We also can’t forget the water you’re paddling on. Calm and quiet waters give you minimal resistance while choppy and high wave water give you the workout of a lifetime. Powerful waves and swimming against currents test your strength and endurance altogether. Which type of water current will you paddle on?
How Many Calories Do You Burn Stand Up Paddle Boarding?
Thanks to the breakdown by Austin Cox of SupWorldMag.com, we learn that paddling a SUP can burn anywhere between 305 to 1,125 calories an hour paddle boarding. This number can be even greater if you paddle into the headwind in choppy water and riding waves on your paddleboard.
They base the research them conducted on the average of three people of different sizes (165 to 200 lbs). Here are the numbers for other sports for comparison to paddle boarding:

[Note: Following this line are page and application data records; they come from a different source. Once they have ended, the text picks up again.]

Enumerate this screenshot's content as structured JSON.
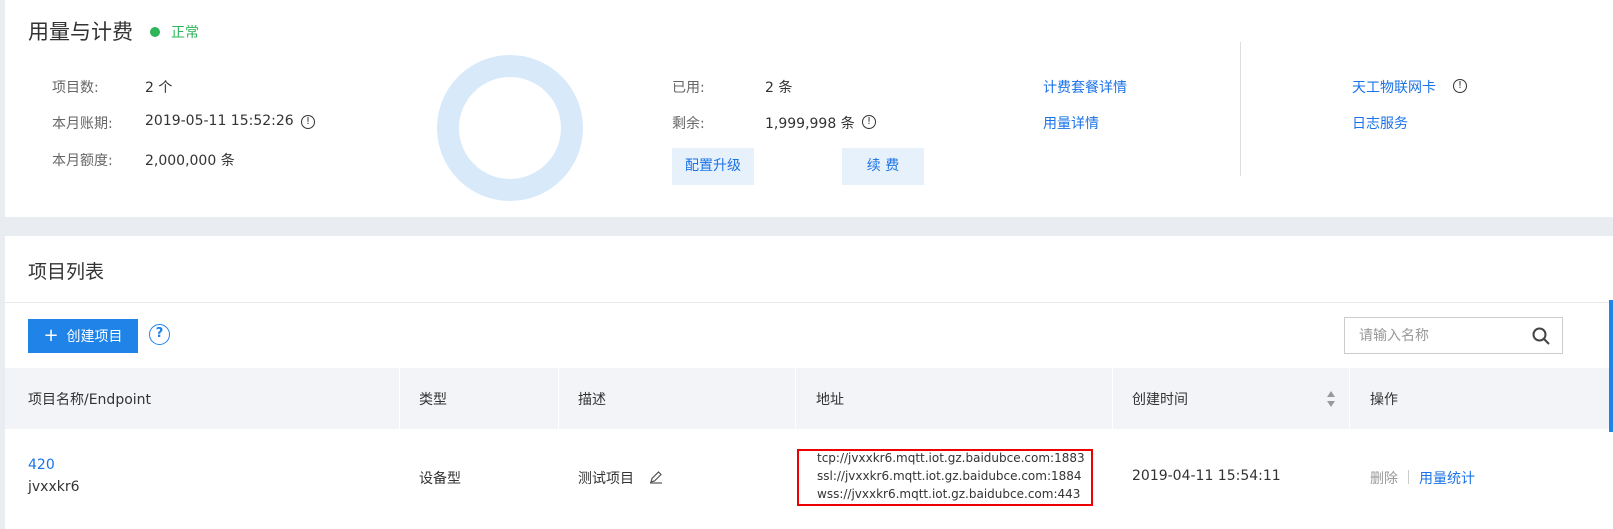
{
  "usage": {
    "title": "用量与计费",
    "status": "正常",
    "colors": {
      "status": "#2fb45a",
      "accent": "#1a73e8",
      "ring": "#d8e9fa"
    },
    "stats": [
      {
        "label": "项目数:",
        "value": "2 个"
      },
      {
        "label": "本月账期:",
        "value": "2019-05-11 15:52:26",
        "info": true
      },
      {
        "label": "本月额度:",
        "value": "2,000,000 条"
      }
    ],
    "used_label": "已用:",
    "used_value": "2 条",
    "remain_label": "剩余:",
    "remain_value": "1,999,998 条",
    "upgrade_button": "配置升级",
    "renew_button": "续 费",
    "links": [
      "计费套餐详情",
      "用量详情"
    ],
    "right_links": [
      "天工物联网卡",
      "日志服务"
    ]
  },
  "projects": {
    "title": "项目列表",
    "create_button": "创建项目",
    "help_icon": "?",
    "search_placeholder": "请输入名称",
    "columns": [
      "项目名称/Endpoint",
      "类型",
      "描述",
      "地址",
      "创建时间",
      "操作"
    ],
    "rows": [
      {
        "name": "420",
        "endpoint": "jvxxkr6",
        "type": "设备型",
        "description": "测试项目",
        "addresses": [
          "tcp://jvxxkr6.mqtt.iot.gz.baidubce.com:1883",
          "ssl://jvxxkr6.mqtt.iot.gz.baidubce.com:1884",
          "wss://jvxxkr6.mqtt.iot.gz.baidubce.com:443"
        ],
        "created": "2019-04-11 15:54:11",
        "actions": [
          "删除",
          "用量统计"
        ]
      }
    ]
  }
}
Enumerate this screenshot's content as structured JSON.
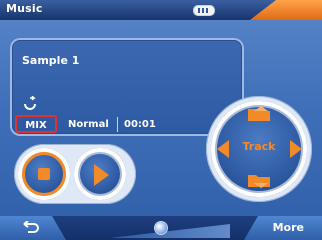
{
  "app": {
    "title": "Music"
  },
  "status": {
    "battery_icon": "battery-icon"
  },
  "track": {
    "name": "Sample 1",
    "shuffle_mode": "MIX",
    "play_mode": "Normal",
    "time": "00:01",
    "repeat_icon": "repeat-icon"
  },
  "controls": {
    "stop_icon": "stop-icon",
    "play_icon": "play-icon",
    "track_label": "Track",
    "prev_icon": "left-arrow-icon",
    "next_icon": "right-arrow-icon",
    "folder_up_icon": "folder-up-icon",
    "folder_down_icon": "folder-down-icon"
  },
  "bottom": {
    "back_icon": "back-icon",
    "more_label": "More",
    "volume_slider_icon": "volume-slider"
  },
  "colors": {
    "accent": "#f28a2a",
    "primary": "#2f5fa8",
    "highlight_border": "#e2322f"
  }
}
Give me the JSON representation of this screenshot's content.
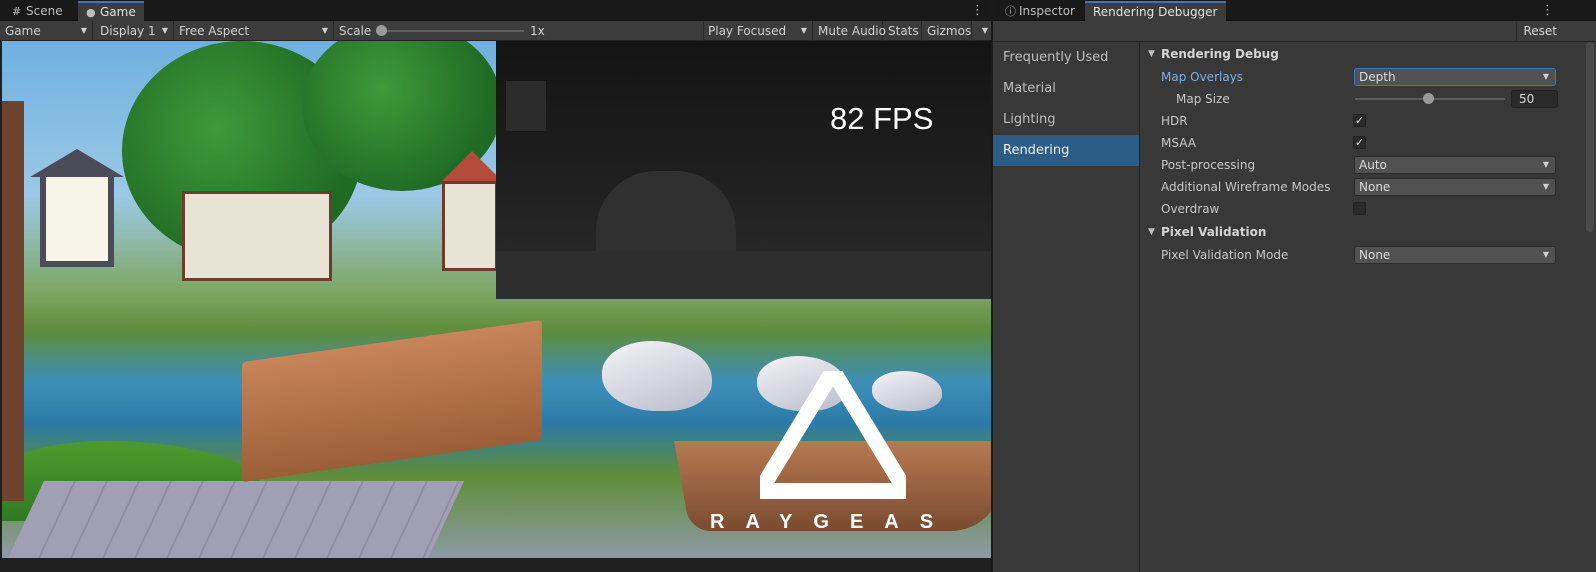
{
  "game_window": {
    "tabs": [
      {
        "label": "Scene",
        "icon": "scene-grid-icon"
      },
      {
        "label": "Game",
        "icon": "gamepad-icon"
      }
    ],
    "toolbar": {
      "view_mode": "Game",
      "display": "Display 1",
      "aspect": "Free Aspect",
      "scale_label": "Scale",
      "scale_value": "1x",
      "play_mode": "Play Focused",
      "mute_audio": "Mute Audio",
      "stats": "Stats",
      "gizmos": "Gizmos"
    },
    "viewport": {
      "fps_text": "82 FPS",
      "logo_text": "RAYGEAS",
      "overlay": "Depth"
    }
  },
  "debugger_window": {
    "tabs": [
      {
        "label": "Inspector",
        "icon": "info-icon"
      },
      {
        "label": "Rendering Debugger"
      }
    ],
    "reset_label": "Reset",
    "nav": [
      "Frequently Used",
      "Material",
      "Lighting",
      "Rendering"
    ],
    "nav_selected": "Rendering",
    "sections": [
      {
        "title": "Rendering Debug",
        "rows": {
          "map_overlays": {
            "label": "Map Overlays",
            "value": "Depth"
          },
          "map_size": {
            "label": "Map Size",
            "value": "50",
            "fraction": 0.5
          },
          "hdr": {
            "label": "HDR",
            "checked": true
          },
          "msaa": {
            "label": "MSAA",
            "checked": true
          },
          "post_processing": {
            "label": "Post-processing",
            "value": "Auto"
          },
          "wireframe": {
            "label": "Additional Wireframe Modes",
            "value": "None"
          },
          "overdraw": {
            "label": "Overdraw",
            "checked": false
          }
        }
      },
      {
        "title": "Pixel Validation",
        "rows": {
          "pixel_validation_mode": {
            "label": "Pixel Validation Mode",
            "value": "None"
          }
        }
      }
    ]
  },
  "colors": {
    "accent_blue": "#3a79bb",
    "selected_nav": "#2c5d87",
    "panel_bg": "#383838",
    "highlight_label": "#7bb0ea"
  }
}
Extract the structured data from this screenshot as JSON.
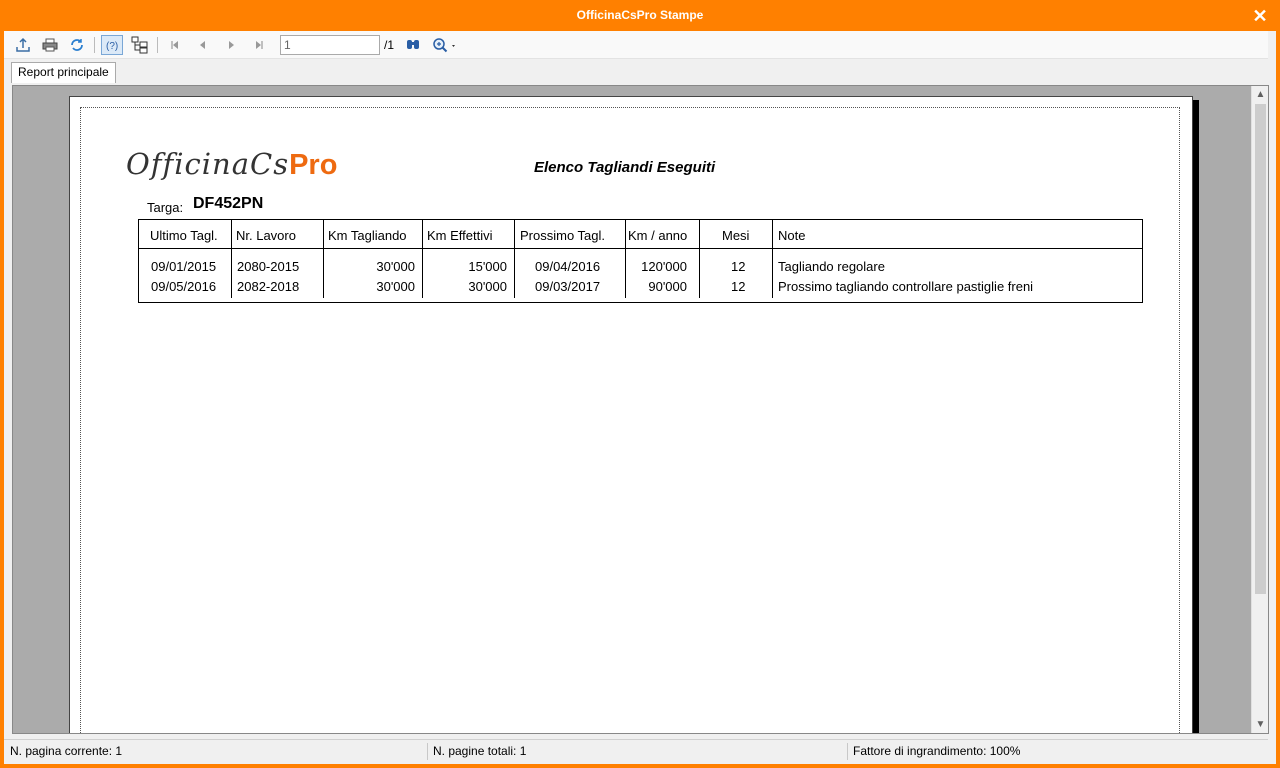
{
  "window": {
    "title": "OfficinaCsPro Stampe"
  },
  "toolbar": {
    "page_value": "1",
    "page_total": "/1"
  },
  "tabs": [
    {
      "label": "Report principale"
    }
  ],
  "report": {
    "logo_part1": "OfficinaCs",
    "logo_part2": "Pro",
    "title": "Elenco Tagliandi Eseguiti",
    "targa_label": "Targa:",
    "targa_value": "DF452PN",
    "columns": [
      "Ultimo Tagl.",
      "Nr. Lavoro",
      "Km Tagliando",
      "Km Effettivi",
      "Prossimo Tagl.",
      "Km / anno",
      "Mesi",
      "Note"
    ],
    "rows": [
      [
        "09/01/2015",
        "2080-2015",
        "30'000",
        "15'000",
        "09/04/2016",
        "120'000",
        "12",
        "Tagliando regolare"
      ],
      [
        "09/05/2016",
        "2082-2018",
        "30'000",
        "30'000",
        "09/03/2017",
        "90'000",
        "12",
        "Prossimo tagliando controllare pastiglie freni"
      ]
    ]
  },
  "status": {
    "current_page": "N. pagina corrente: 1",
    "total_pages": "N. pagine totali: 1",
    "zoom": "Fattore di ingrandimento: 100%"
  },
  "colors": {
    "titlebar": "#ff8000",
    "logo_accent": "#ee6a10"
  }
}
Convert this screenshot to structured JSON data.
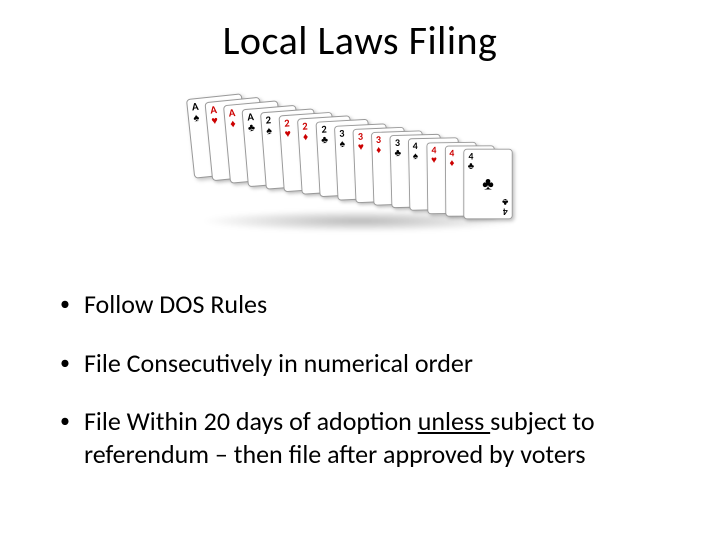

<— 412 calories per hour
<— 483 calories per hour
<— 650 calories per hour
<— 840 calories per hour
The infographic above is based on five different activities:
As we might expect, the physical exertion of racing on a SUP burns the most calories while casual paddling consumes the least.
What Paddle Board Muscles Used When Out on the Water?
Stand up paddle boarding uses the major muscle groups in your back, arm, and core muscles. Legs are engaged, but not as much as the other parts of our body as the legs work to keep you balanced while standing still.
The specific muscles you can expect a good workout for are:
Mid back (latissimus dorsi)
Arms (triceps and biceps), and
Core muscles (abdominal)
These muscled used are from the motion of paddling and pulling (or pushing) against the water. You can work your core muscles even harder when you ride through choppy water and ride the waves.
Our Closing Thoughts
Is stand up paddleboarding hard? That depends entirely on you. As long as you can swim and paddle (sitting or standing), then you can paddle intensively or paddle as if you are out for a stroll on the open water. You can also exercise on your paddle board, battle choppy water and heavy waves, or do yoga while trying to balance on your SUP board deck.
Whether you are taking it easy or working out to break a sweat, one thing is for sure: paddleboarding is way tougher than walking briskly!